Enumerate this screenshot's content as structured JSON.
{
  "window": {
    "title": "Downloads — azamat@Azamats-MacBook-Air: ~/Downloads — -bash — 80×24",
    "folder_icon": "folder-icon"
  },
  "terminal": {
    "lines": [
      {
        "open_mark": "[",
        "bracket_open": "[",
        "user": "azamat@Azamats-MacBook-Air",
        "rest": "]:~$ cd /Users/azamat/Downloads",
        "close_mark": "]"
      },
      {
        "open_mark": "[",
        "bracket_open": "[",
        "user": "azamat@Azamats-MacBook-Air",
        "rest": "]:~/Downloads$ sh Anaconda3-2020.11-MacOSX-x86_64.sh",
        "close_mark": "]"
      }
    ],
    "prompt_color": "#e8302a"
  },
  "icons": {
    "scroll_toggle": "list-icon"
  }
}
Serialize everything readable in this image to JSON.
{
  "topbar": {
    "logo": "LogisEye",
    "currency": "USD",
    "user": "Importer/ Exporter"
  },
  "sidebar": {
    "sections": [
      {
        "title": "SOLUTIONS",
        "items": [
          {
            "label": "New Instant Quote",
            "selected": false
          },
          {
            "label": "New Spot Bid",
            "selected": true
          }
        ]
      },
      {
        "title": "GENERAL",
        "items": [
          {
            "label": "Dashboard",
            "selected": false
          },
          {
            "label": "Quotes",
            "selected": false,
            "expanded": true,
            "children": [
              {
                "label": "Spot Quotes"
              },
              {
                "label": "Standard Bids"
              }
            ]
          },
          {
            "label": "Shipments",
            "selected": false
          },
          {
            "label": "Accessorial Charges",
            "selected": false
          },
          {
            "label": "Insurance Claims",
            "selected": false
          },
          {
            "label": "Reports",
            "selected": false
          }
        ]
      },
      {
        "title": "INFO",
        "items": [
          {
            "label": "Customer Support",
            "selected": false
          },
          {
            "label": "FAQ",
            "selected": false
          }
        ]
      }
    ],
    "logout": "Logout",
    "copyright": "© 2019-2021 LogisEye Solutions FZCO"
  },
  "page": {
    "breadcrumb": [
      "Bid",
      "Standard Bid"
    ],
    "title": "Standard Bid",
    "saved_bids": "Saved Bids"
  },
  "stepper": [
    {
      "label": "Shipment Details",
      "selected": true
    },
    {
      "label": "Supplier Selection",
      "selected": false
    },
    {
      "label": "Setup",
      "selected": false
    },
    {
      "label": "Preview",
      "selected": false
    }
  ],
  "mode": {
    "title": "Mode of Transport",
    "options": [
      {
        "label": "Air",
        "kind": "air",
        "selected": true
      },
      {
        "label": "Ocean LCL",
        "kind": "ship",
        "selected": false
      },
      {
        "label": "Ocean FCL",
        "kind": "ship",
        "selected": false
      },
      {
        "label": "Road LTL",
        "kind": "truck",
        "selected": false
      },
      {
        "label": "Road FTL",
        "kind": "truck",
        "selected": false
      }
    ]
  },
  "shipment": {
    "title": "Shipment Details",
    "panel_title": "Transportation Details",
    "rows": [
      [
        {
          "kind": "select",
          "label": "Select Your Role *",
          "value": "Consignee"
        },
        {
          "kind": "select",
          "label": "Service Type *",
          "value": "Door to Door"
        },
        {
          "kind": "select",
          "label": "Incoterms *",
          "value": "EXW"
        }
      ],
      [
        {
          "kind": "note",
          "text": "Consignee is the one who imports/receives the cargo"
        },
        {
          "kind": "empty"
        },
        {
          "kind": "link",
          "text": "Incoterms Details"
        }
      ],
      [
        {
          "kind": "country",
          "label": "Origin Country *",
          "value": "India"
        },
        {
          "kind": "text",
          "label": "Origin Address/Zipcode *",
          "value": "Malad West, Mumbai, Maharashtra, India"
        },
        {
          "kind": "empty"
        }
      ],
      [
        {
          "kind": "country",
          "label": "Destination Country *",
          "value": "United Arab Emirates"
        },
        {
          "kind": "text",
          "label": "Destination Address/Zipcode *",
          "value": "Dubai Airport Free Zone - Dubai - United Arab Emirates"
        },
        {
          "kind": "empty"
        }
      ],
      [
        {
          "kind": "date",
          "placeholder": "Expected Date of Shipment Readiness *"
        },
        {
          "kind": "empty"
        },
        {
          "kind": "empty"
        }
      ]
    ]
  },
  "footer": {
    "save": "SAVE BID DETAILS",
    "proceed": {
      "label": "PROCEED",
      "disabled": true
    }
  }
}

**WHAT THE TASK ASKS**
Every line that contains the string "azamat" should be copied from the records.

**RESPONSE TO THE TASK**
    "title": "Downloads — azamat@Azamats-MacBook-Air: ~/Downloads — -bash — 80×24",
        "user": "azamat@Azamats-MacBook-Air",
        "rest": "]:~$ cd /Users/azamat/Downloads",
        "user": "azamat@Azamats-MacBook-Air",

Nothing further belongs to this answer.